Prowler wrote:Btw, I keep hearing/reading that USA is a very segregated nation even nowadays. How so? OK I figure it's mostly black people who live in ghettos but what about the tons of black people who are of middle and upper middle class? Don't they live in the same neighbourhoods as white people?
Sometimes, but sometimes they live in their own neighbourhoods. For instance, View Park–Windsor Hills in LA County has a median income of $160,000. It's also 85% African-American in its demographics.
In big cities[*], segregation is often block-by-block or even building-by-building rather than by neighbourhood. So the South Side neighbourhood where I used to live, Hyde Park, is nominally well-integrated, with a population that is almost half White, 30% African American, and 12% Asian-American. But in fact the African-Americans are heavily concentrated along the northwestern and southern edges where it borders neighbourhoods that are overwhelmingly African-American. I even lived in the northwestern part of Hyde Park at one time and I don't think there was a single African-American in our building.
Moreover, there' are more dimensions to segregation than just housing. Now I live in another neighbourhood (Rogers Park) that's nominally well-integrated (about 40% White, 25% Black, and 25% Latinx of any race), but, once again, I live in one of the whitest parts of it. Even though there are Black families (mostly of Black African origin) on my block, we practically never interact. Outside of my own building, the only neighbours I socialise with regularly are a White gay couple living across the street. I am friendly with an African-American guy who lives across the alley but only when we run into each other, which is maybe once a month at most. He's complained to me that he's had little success getting to know the (mainly White) people who live in his building and he plans to move out.
And since most people get their jobs through being recommended by someone they know, social segregation gets replicated at work. My workplace is better-integrated than most, but the only POCs in my department of about 20 people are two Asian women and a Hispanic man. However, where it's really glaring is education.
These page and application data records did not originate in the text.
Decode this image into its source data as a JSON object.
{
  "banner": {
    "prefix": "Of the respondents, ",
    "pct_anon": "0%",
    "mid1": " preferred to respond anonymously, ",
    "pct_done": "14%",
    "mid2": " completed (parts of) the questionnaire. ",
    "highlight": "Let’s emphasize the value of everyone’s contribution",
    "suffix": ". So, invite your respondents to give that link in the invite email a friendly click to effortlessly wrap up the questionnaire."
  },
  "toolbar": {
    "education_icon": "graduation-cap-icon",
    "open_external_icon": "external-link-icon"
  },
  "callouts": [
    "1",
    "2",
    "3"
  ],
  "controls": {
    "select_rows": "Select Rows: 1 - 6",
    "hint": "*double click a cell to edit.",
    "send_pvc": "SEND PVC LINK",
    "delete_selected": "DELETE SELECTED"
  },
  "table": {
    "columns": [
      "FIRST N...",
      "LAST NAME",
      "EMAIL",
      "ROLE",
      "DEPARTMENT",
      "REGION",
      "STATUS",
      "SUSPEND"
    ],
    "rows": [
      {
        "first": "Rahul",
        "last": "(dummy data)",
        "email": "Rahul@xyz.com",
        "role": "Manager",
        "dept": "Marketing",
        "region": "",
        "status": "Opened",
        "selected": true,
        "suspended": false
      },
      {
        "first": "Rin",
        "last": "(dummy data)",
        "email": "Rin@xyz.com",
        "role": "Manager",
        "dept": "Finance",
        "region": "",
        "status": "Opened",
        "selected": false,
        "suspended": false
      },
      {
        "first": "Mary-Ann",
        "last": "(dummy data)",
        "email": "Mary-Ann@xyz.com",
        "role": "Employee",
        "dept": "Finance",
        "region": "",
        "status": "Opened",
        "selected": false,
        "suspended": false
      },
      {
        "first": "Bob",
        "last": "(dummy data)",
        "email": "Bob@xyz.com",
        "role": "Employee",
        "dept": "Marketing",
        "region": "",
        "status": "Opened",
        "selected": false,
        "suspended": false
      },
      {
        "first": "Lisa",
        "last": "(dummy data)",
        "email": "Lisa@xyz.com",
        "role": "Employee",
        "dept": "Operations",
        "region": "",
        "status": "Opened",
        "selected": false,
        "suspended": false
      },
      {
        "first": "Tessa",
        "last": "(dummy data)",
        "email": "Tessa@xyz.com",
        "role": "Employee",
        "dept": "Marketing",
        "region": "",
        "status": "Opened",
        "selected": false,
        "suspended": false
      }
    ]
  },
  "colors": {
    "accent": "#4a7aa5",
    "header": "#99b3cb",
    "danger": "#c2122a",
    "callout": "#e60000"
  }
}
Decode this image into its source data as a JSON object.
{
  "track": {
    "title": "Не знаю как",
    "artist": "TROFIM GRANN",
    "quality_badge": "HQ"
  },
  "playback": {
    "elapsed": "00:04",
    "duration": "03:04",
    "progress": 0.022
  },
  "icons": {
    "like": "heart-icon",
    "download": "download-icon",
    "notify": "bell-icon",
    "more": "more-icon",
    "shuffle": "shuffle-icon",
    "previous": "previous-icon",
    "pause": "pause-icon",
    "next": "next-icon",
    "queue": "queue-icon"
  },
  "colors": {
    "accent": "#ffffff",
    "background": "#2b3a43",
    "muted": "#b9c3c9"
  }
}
People tend to send their kids to schools near them, so schools reflect residential segregation, but the effect is magnified by the fact that White and Asian parents disproportionately choose private schools. So even though my neighbourhood is 40% non-Hispanic White, only 4% of the students at the local public high school are. And again, even when a school is nominally integrated, that doesn't mean that friendships form easily across racial boundaries.
[*] And not only do the majority of African-Americans--like the majority of Americans generally--live in big cities, but they cluster in specific
big cities. Nearly one in ten African-Americans lives in either NYC or Chicago; only 1 in 40 non-Hispanic Whites does.
Prowler wrote:And yes I know there's also Asian Americans(encompass way too many countries) and mixed raced latin Americans, but I have no idea where those fit in.
Hispanics tend to be highly segregated as well, though not quite to the same degree as African-Americans. Since they tend to be poorer than non-Hispanic Whites, they're more likely to live in neighbourhoods with significant African-American populations (but, again, living near others and interacting with them are two different things). Asian-Americans, on the other hand, tend to have higher incomes than non-Hispanic Whites, so they're far more likely to live in neighbourhoods which are overwhelmingly White (with the caveat that there are significant differences between Asian-American groups, with those of Southeast Asian origin in particular being more likely to pattern like Hispanics).
"Richmond is a real scholar; Owen just learns languages because he can't bear not to know what other people are saying."--Margaret Lattimore on her two sons